- **Records supplied**

────────

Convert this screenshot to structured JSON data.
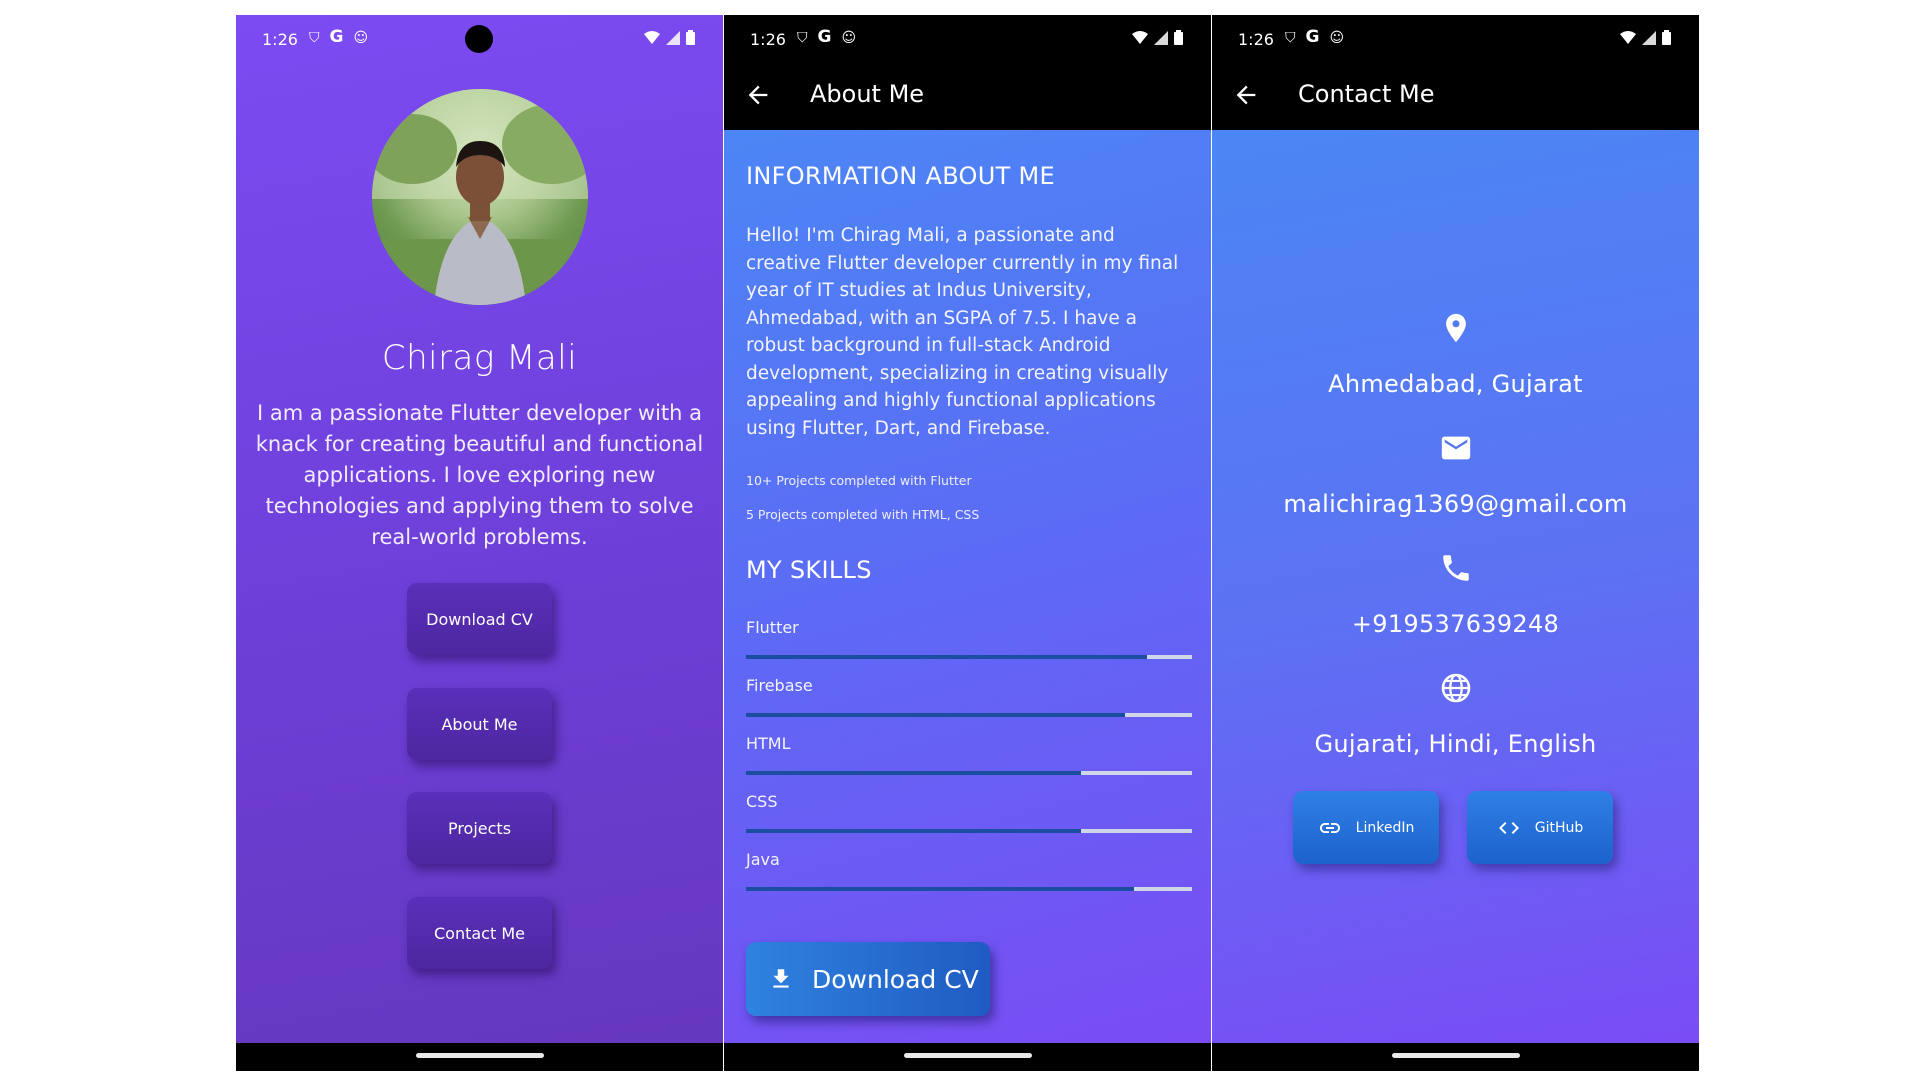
{
  "status_bar": {
    "time": "1:26"
  },
  "home": {
    "name": "Chirag Mali",
    "bio": "I am a passionate Flutter developer with a knack for creating beautiful and functional applications. I love exploring new technologies and applying them to solve real-world problems.",
    "buttons": [
      "Download CV",
      "About Me",
      "Projects",
      "Contact Me"
    ]
  },
  "about": {
    "app_title": "About Me",
    "info_heading": "INFORMATION ABOUT ME",
    "info_text": "Hello! I'm Chirag Mali, a passionate and creative Flutter developer currently in my final year of IT studies at Indus University, Ahmedabad, with an SGPA of 7.5. I have a robust background in full-stack Android development, specializing in creating visually appealing and highly functional applications using Flutter, Dart, and Firebase.",
    "notes": [
      "10+ Projects completed with Flutter",
      "5 Projects completed with HTML, CSS"
    ],
    "skills_heading": "MY SKILLS",
    "skills": [
      {
        "name": "Flutter",
        "level": 0.9
      },
      {
        "name": "Firebase",
        "level": 0.85
      },
      {
        "name": "HTML",
        "level": 0.75
      },
      {
        "name": "CSS",
        "level": 0.75
      },
      {
        "name": "Java",
        "level": 0.87
      }
    ],
    "download_label": "Download CV"
  },
  "contact": {
    "app_title": "Contact Me",
    "items": [
      {
        "icon": "location-pin-icon",
        "text": "Ahmedabad, Gujarat"
      },
      {
        "icon": "mail-icon",
        "text": "malichirag1369@gmail.com"
      },
      {
        "icon": "phone-icon",
        "text": "+919537639248"
      },
      {
        "icon": "globe-icon",
        "text": "Gujarati, Hindi, English"
      }
    ],
    "linkedin_label": "LinkedIn",
    "github_label": "GitHub"
  },
  "colors": {
    "home_gradient": "#7c4bf2",
    "menu_button": "#5a2fba",
    "skill_fill": "#1b4ea0",
    "accent_blue": "#2f82e0"
  }
}
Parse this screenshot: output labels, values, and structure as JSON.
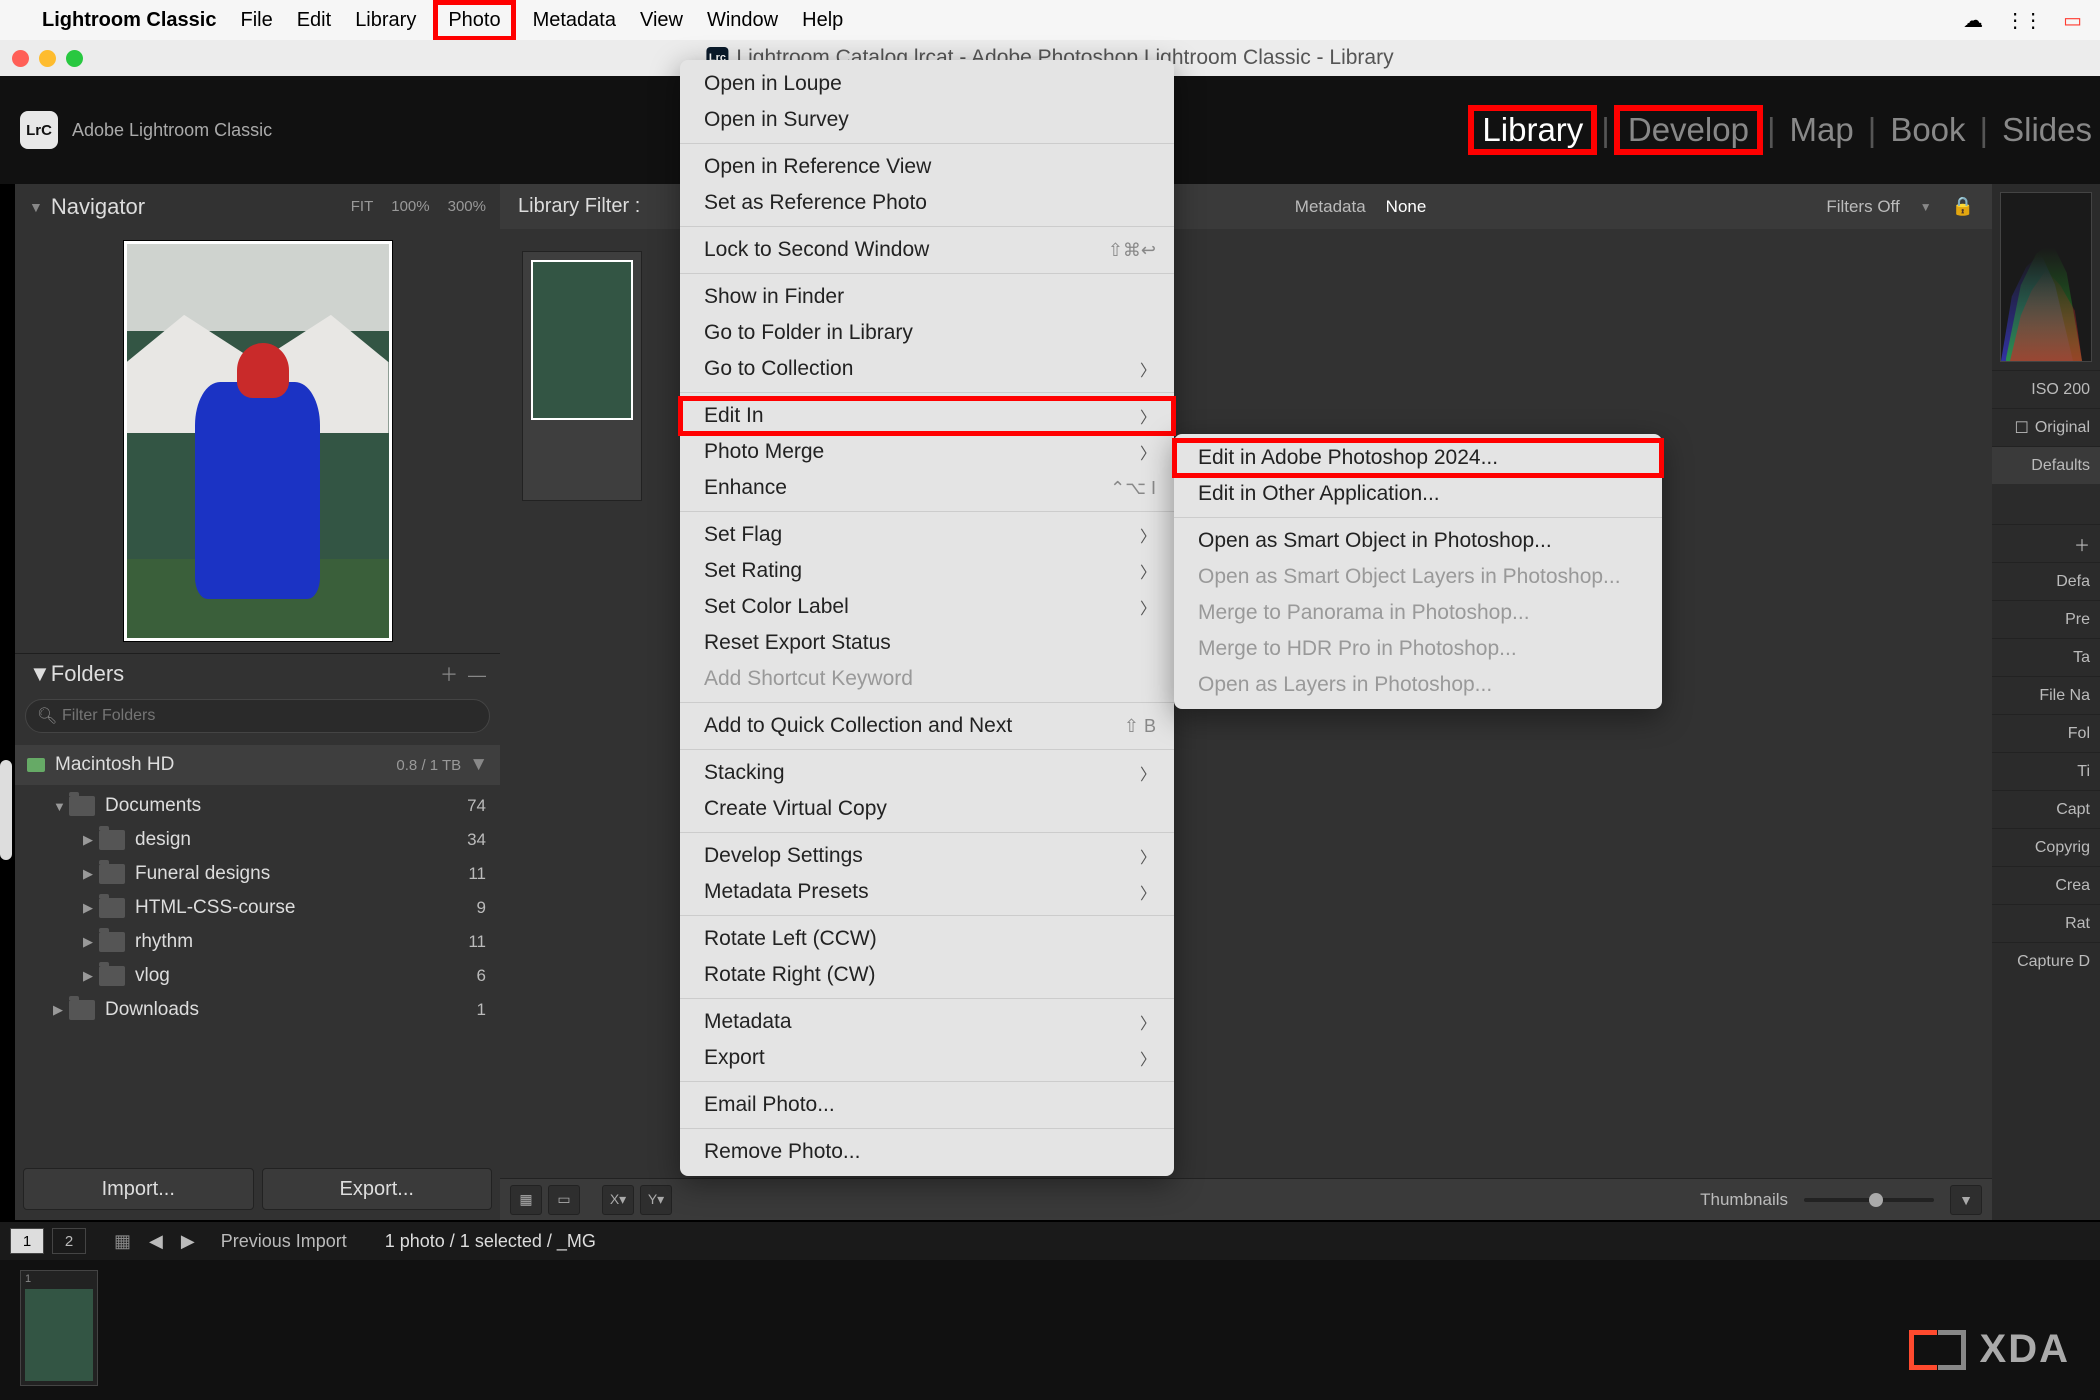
{
  "menubar": {
    "app_name": "Lightroom Classic",
    "items": [
      "File",
      "Edit",
      "Library",
      "Photo",
      "Metadata",
      "View",
      "Window",
      "Help"
    ],
    "highlighted": "Photo"
  },
  "titlebar": {
    "title": "Lightroom Catalog.lrcat - Adobe Photoshop Lightroom Classic - Library"
  },
  "header": {
    "logo_text": "LrC",
    "product": "Adobe Lightroom Classic",
    "modules": [
      "Library",
      "Develop",
      "Map",
      "Book",
      "Slides"
    ],
    "active_module": "Library",
    "highlighted_modules": [
      "Library",
      "Develop"
    ]
  },
  "navigator": {
    "title": "Navigator",
    "zoom": [
      "FIT",
      "100%",
      "300%"
    ]
  },
  "folders": {
    "title": "Folders",
    "filter_placeholder": "Filter Folders",
    "disk": {
      "name": "Macintosh HD",
      "info": "0.8 / 1 TB"
    },
    "tree": [
      {
        "depth": 1,
        "name": "Documents",
        "count": "74",
        "expanded": true
      },
      {
        "depth": 2,
        "name": "design",
        "count": "34"
      },
      {
        "depth": 2,
        "name": "Funeral designs",
        "count": "11"
      },
      {
        "depth": 2,
        "name": "HTML-CSS-course",
        "count": "9"
      },
      {
        "depth": 2,
        "name": "rhythm",
        "count": "11"
      },
      {
        "depth": 2,
        "name": "vlog",
        "count": "6"
      },
      {
        "depth": 1,
        "name": "Downloads",
        "count": "1"
      }
    ],
    "import_btn": "Import...",
    "export_btn": "Export..."
  },
  "library_filter": {
    "label": "Library Filter :",
    "metadata": "Metadata",
    "none": "None",
    "filters_off": "Filters Off"
  },
  "toolbar": {
    "thumbnails_label": "Thumbnails"
  },
  "right_panel": {
    "iso": "ISO 200",
    "original": "Original",
    "defaults": "Defaults",
    "rows": [
      "Defa",
      "Pre",
      "Ta",
      "File Na",
      "Fol",
      "Ti",
      "Capt",
      "Copyrig",
      "Crea",
      "Rat",
      "Capture D"
    ]
  },
  "filmstrip": {
    "status": "Previous Import",
    "count": "1 photo / 1 selected / _MG"
  },
  "dropdown_main": [
    {
      "label": "Open in Loupe"
    },
    {
      "label": "Open in Survey"
    },
    {
      "sep": true
    },
    {
      "label": "Open in Reference View"
    },
    {
      "label": "Set as Reference Photo"
    },
    {
      "sep": true
    },
    {
      "label": "Lock to Second Window",
      "shortcut": "⇧⌘↩"
    },
    {
      "sep": true
    },
    {
      "label": "Show in Finder"
    },
    {
      "label": "Go to Folder in Library"
    },
    {
      "label": "Go to Collection",
      "submenu": true
    },
    {
      "sep": true
    },
    {
      "label": "Edit In",
      "submenu": true,
      "highlight": true
    },
    {
      "label": "Photo Merge",
      "submenu": true
    },
    {
      "label": "Enhance",
      "shortcut": "⌃⌥ I"
    },
    {
      "sep": true
    },
    {
      "label": "Set Flag",
      "submenu": true
    },
    {
      "label": "Set Rating",
      "submenu": true
    },
    {
      "label": "Set Color Label",
      "submenu": true
    },
    {
      "label": "Reset Export Status"
    },
    {
      "label": "Add Shortcut Keyword",
      "disabled": true
    },
    {
      "sep": true
    },
    {
      "label": "Add to Quick Collection and Next",
      "shortcut": "⇧ B"
    },
    {
      "sep": true
    },
    {
      "label": "Stacking",
      "submenu": true
    },
    {
      "label": "Create Virtual Copy"
    },
    {
      "sep": true
    },
    {
      "label": "Develop Settings",
      "submenu": true
    },
    {
      "label": "Metadata Presets",
      "submenu": true
    },
    {
      "sep": true
    },
    {
      "label": "Rotate Left (CCW)"
    },
    {
      "label": "Rotate Right (CW)"
    },
    {
      "sep": true
    },
    {
      "label": "Metadata",
      "submenu": true
    },
    {
      "label": "Export",
      "submenu": true
    },
    {
      "sep": true
    },
    {
      "label": "Email Photo..."
    },
    {
      "sep": true
    },
    {
      "label": "Remove Photo..."
    }
  ],
  "dropdown_sub": [
    {
      "label": "Edit in Adobe Photoshop 2024...",
      "highlight": true
    },
    {
      "label": "Edit in Other Application..."
    },
    {
      "sep": true
    },
    {
      "label": "Open as Smart Object in Photoshop..."
    },
    {
      "label": "Open as Smart Object Layers in Photoshop...",
      "disabled": true
    },
    {
      "label": "Merge to Panorama in Photoshop...",
      "disabled": true
    },
    {
      "label": "Merge to HDR Pro in Photoshop...",
      "disabled": true
    },
    {
      "label": "Open as Layers in Photoshop...",
      "disabled": true
    }
  ],
  "watermark": "XDA"
}
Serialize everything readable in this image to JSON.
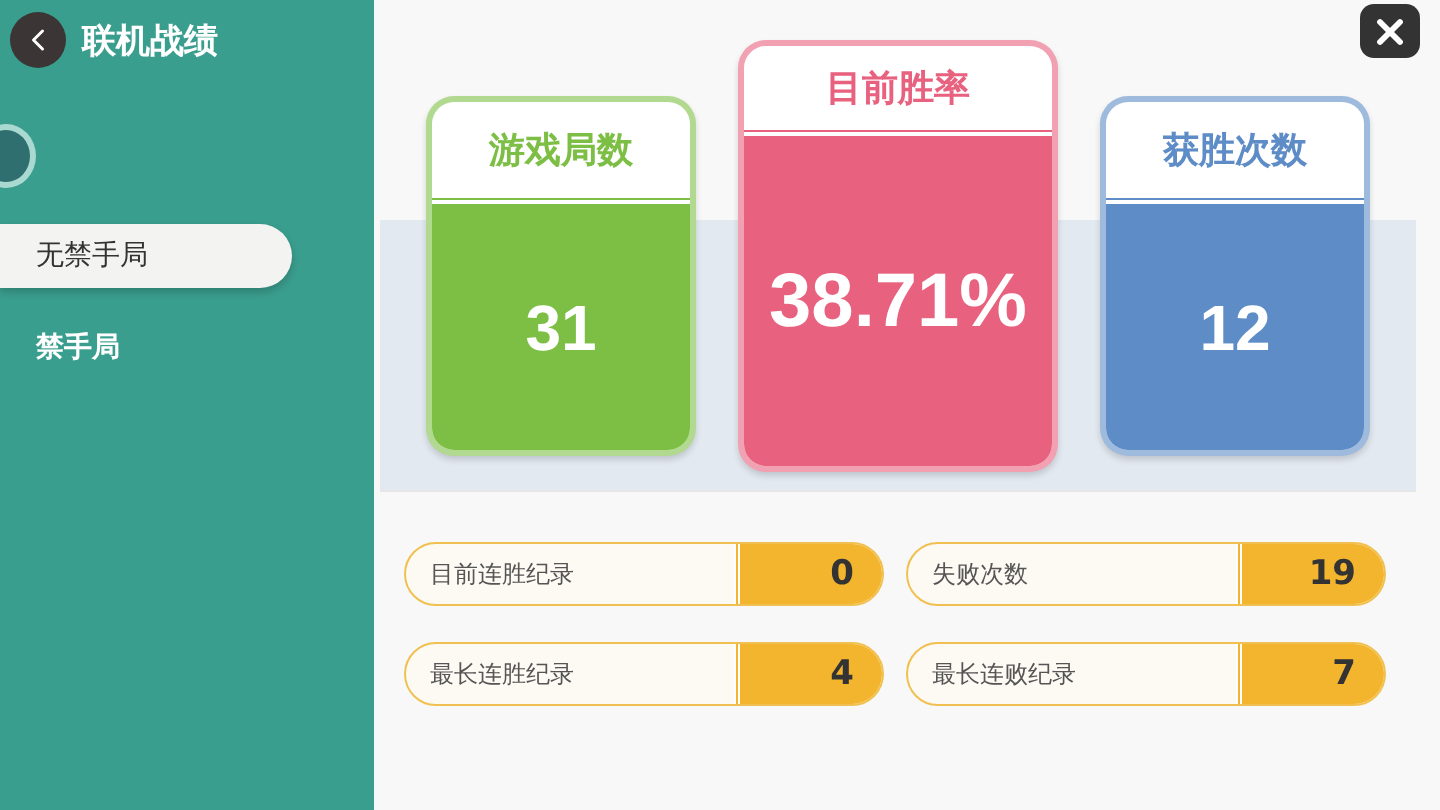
{
  "header": {
    "title": "联机战绩"
  },
  "sidebar": {
    "items": [
      {
        "label": "无禁手局",
        "selected": true
      },
      {
        "label": "禁手局",
        "selected": false
      }
    ]
  },
  "cards": [
    {
      "label": "游戏局数",
      "value": "31",
      "color": "#7dbf45",
      "featured": false
    },
    {
      "label": "目前胜率",
      "value": "38.71%",
      "color": "#e8627f",
      "featured": true
    },
    {
      "label": "获胜次数",
      "value": "12",
      "color": "#5d8cc6",
      "featured": false
    }
  ],
  "stats": [
    {
      "label": "目前连胜纪录",
      "value": "0"
    },
    {
      "label": "失败次数",
      "value": "19"
    },
    {
      "label": "最长连胜纪录",
      "value": "4"
    },
    {
      "label": "最长连败纪录",
      "value": "7"
    }
  ]
}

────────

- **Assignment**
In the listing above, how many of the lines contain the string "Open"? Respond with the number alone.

- **Task response**
6